On a recent radio show, New York City Mayor Bill DeBlasio said he wished panhandling didn’t exist. I agree. But I also wish he better informed himself about the reasons people beg—and do something constructive to address them.
It’s disturbing to come face to face with dire need. I don’t always stop, but when I do, it does make a difference. It affirms that the person asking is a human being with rights and dignity and deserves to be treated as such. It also affirms that I am not the kind of person who simply turns away from someone else’s pain. Maybe it makes a difference in whether that person can eat or take the bus.

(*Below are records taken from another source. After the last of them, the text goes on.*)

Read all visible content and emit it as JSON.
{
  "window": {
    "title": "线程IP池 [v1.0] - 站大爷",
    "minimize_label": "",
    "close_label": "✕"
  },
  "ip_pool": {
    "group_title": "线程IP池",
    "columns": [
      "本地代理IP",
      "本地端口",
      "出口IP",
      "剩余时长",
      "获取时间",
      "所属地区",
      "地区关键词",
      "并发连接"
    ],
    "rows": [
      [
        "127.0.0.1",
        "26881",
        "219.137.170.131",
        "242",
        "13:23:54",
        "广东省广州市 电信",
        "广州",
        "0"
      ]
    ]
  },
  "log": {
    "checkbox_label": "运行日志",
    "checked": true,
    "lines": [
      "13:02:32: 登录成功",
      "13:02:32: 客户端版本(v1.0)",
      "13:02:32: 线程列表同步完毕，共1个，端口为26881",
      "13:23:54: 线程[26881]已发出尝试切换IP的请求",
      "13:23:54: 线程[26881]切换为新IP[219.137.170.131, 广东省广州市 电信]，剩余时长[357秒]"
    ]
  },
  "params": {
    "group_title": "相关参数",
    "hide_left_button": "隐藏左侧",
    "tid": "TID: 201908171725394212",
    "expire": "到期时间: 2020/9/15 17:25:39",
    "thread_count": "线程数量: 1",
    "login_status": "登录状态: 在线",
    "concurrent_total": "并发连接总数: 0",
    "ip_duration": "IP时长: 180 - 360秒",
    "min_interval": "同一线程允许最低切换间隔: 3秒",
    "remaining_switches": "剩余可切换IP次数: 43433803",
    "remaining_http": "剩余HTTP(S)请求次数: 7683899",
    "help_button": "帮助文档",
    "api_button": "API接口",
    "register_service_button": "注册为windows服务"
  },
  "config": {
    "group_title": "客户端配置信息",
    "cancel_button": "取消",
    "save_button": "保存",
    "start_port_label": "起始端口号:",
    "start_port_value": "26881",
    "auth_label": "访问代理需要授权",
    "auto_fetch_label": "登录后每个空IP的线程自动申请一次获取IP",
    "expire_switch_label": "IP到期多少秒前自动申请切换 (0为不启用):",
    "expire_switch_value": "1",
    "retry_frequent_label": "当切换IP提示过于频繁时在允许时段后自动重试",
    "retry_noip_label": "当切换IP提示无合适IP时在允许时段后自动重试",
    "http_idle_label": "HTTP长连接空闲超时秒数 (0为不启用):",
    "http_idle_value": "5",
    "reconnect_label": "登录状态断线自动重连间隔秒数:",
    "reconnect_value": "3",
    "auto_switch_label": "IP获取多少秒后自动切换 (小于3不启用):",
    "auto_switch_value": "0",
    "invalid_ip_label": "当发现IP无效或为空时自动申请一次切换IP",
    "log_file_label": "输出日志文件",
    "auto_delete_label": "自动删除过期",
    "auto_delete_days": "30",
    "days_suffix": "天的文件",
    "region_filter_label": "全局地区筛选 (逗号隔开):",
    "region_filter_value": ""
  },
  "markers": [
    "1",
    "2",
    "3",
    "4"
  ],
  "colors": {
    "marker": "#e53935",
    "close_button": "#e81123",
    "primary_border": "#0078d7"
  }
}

But DeBlasio is right that giving spare change will not solve the problem, which is that in 2017, in the richest country on earth, people are so desperate, poor, and marginalized that they are begging in the streets.
DeBlasio said he wished he could make begging illegal, and that he is frustrated that he cannot do this. There’s that pesky First Amendment that protects people’s right to speak in public, even if they are poor. But why would he want to?
How could imposing a $100 or $500 fine on people who are begging for spare change—who obviously can’t pay this—make a difference for the better? How could spending city money on police, prosecutors, courts, and jails to imprison people for begging possibly make sense? Once they come out they will still be desperately poor, only now they’ll have a criminal record. This will make it less likely they will be able to find a job and more likely they will be forced to beg in the future.
In San Francisco a few years ago, business groups got together and commissioned a survey of panhandlers in the city’s Union Square. They found that 60 percent made $25 or less per day, 62 percent were disabled, 82 percent were homeless, and 94 percent used their proceeds to buy food. Only 3 percent said they didn’t want housing.
Yes, some were alcoholics or addicted to drugs (with likely overlap between the two groups), and 44 percent used their proceeds to buy drugs or alcohol. Will fining or jailing someone with that kind of problem help them solve it?
In New York City, researchers found that none of the beggars they encountered were faking their poverty, and that contrary to what DeBlasio said in his radio remarks, they were putting in long hours and were not raking in “easy money.”
We know poverty and inequality are growing problems in America—DeBlasio himself has spoken eloquently about this. This means more and more people have to choose between paying the rent and putting food on the table. Over 11 million renter households spend more than half their income on rent—leaving little left over for food, clothing, transportation, child care, or medical care. Some are squeezed out of their homes, doubled or tripled up. And some are asking for help on the street.
While DeBlasio knows he can’t simply outlaw begging, many cities are making it a crime to ask for spare change—or to sleep, sit or even eat in public, even in the absence of indoor alternatives. But by saying he wishes he could—and broadcasting ludicrous comments about beggars “raking in” cash—he is perpetuating exactly the kinds of misinformed attitudes that drive these laws.
Recently, some cities including Chicago and Portland, Maine, have followed the lead of Albuquerque, which pioneered a program to hire panhandlers to help keep the city clean. And they also connect people who need it to other kinds of help. This won’t by itself solve the problem—but it’s a step in the right direction that also sends a constructive message.
The Housing Not Handcuffs campaign, recently launched by over 100 national and local organizations from across the country, calls for smart, cost-effective, and just policies that help people out of homelessness and poverty instead of imposing unfair fines and fees on them. City officials, including NYC councilman Stephen Levin, are starting to join advocates in supporting the campaign. The Mayor should as well.
Begging in the midst of wealth is a sign of severe social injustice. Mayor DeBlasio, a progressive icon for many, can make a difference right now by talking about it that way—and by fighting for laws and policies to right that injustice.